New Hampshire Recording Law Summary:
New Hampshire recording law stipulates that it is a two-party consent state. In New Hampshire, it is a criminal offense to use any device to record communications, whether they’re wire, oral or electronic, without the consent of everyone taking part in the conversation. This means that in New Hampshire you are not legally allowed to record a conversation you are taking part in unless all parties are in agreement. However, the offense is considered a misdemeanor instead of a felony if the perpetrator contributed to the communication in question or received the prior consent of one party to the recording. N.H. Rev. Stat. Ann. § 570-A:2 (2012).
You may not record conversations without the consent of all involved parties.
However, New Hampshire law does make an exception in cases where the person or people communicating are doing so in an environment where they should not be under the expectation of privacy. N.H. Rev. Stat. Ann. § 570-A:1.

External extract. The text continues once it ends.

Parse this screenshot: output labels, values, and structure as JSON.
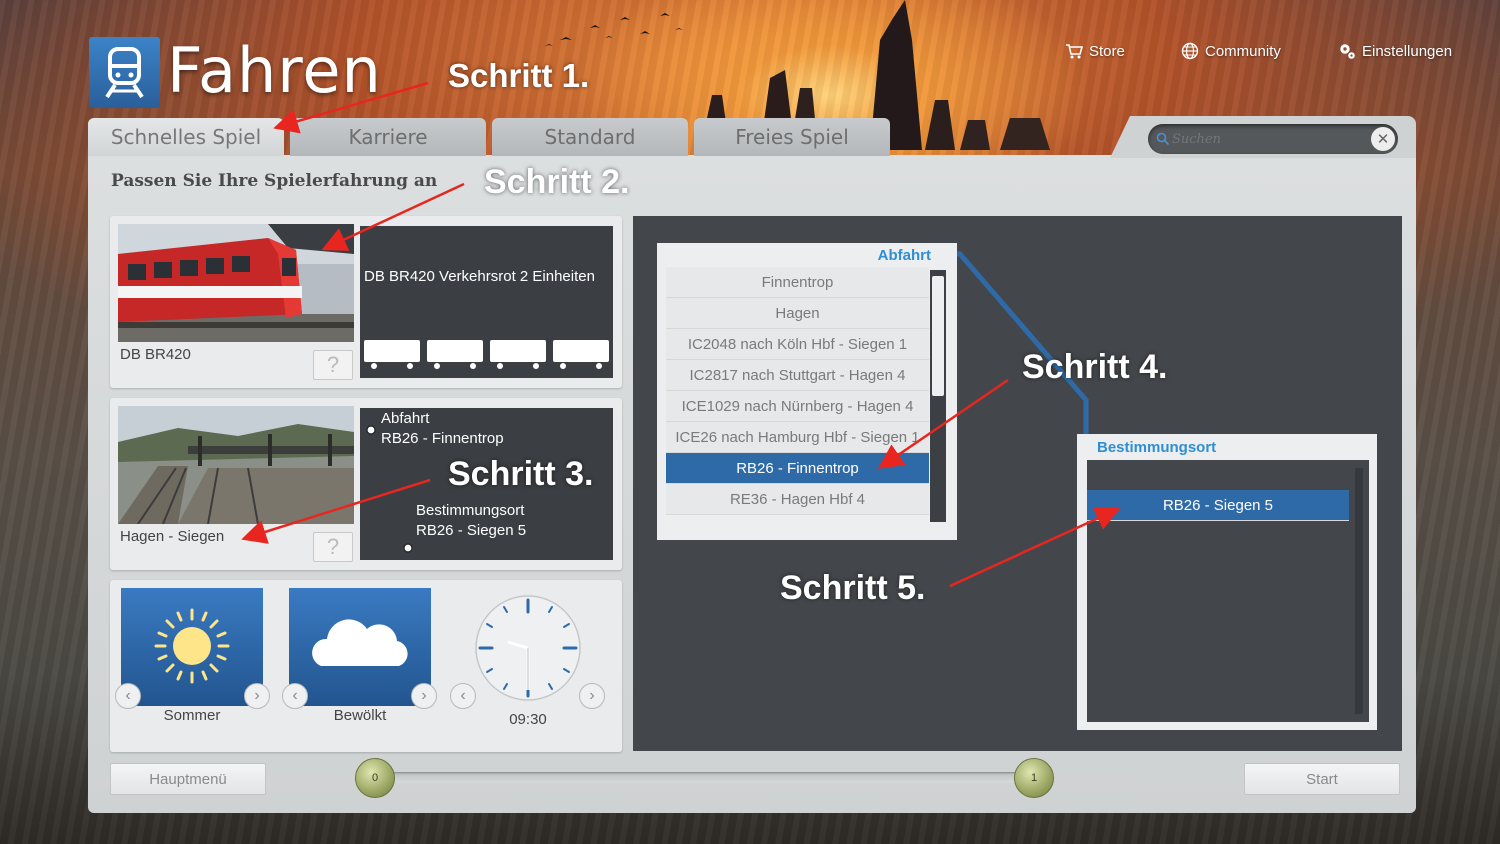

N.H. Rev. Stat. Ann. § 570-A:2: The recording of oral or electronic communications between parties who were under a reasonable expectation of privacy without the consent of all involved is a felony offense.